The general concept for managing backups and TLG files is that when you make a backup using the QuickBooks backup feature (from the File menu), QuickBooks will create a file with a QBB file type and clear out the TLG file. The backup has all the transactions saved, so you don’t need that transaction log. From that point on the TLG file will grow again, holding all transactions since that backup.
However, not all backup files are equal. QuickBooks will only delete the TLG file if you make a manual backup with the verify option on.
If you do not select the complete verification, the TLG file is not cleared and your QBB file cannot be used with that TLG file. In addition, this must be a manual backup, selecting backup from the File menu.
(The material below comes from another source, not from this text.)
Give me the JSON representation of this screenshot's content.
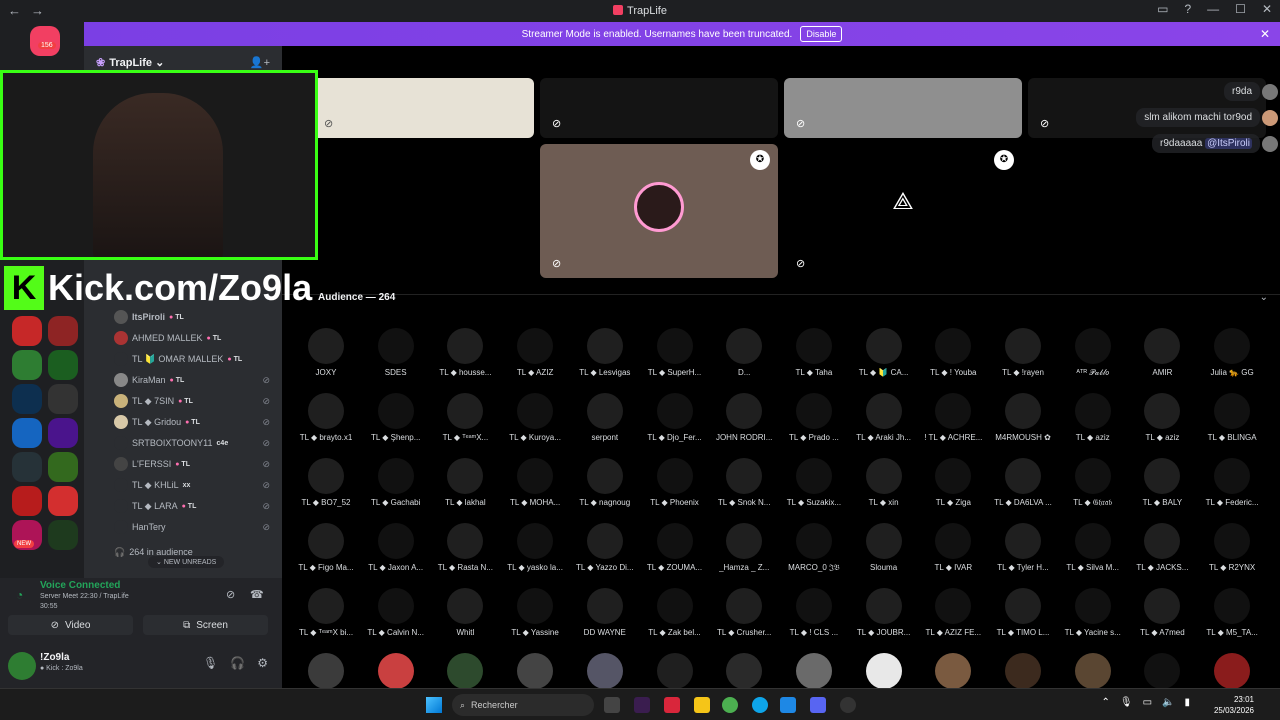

A scheduled backup will not perform this function, even if complete verification is selected. QuickBooks Online Backups, or backups that you make yourself with your own backup programs, also won’t work.
The TLG file and your company file must match. You cannot use it, for example, to “merge” transactions from another computer (such as your home laptop, to merge to your office workstation). If you copy a TLG from your laptop back to your office computer, QuickBooks will see that they don’t match and will “reset” the TLG file, lose all saved transactions in the log.
I should note also that making a portable company file has no affect on your TLG file – BUT if you RESTORE a portable company file, it won’t match the TLG file and the TLG file will be reset.
Here is a company file (fairly small) and a TLG file before making the backup:
- DO NOT delete the TLG file if at all possible.
- PERIODICALLY run a manual QuickBooks backup and save the QBB file
- INCLUDE the TLG file in your daily backup routine.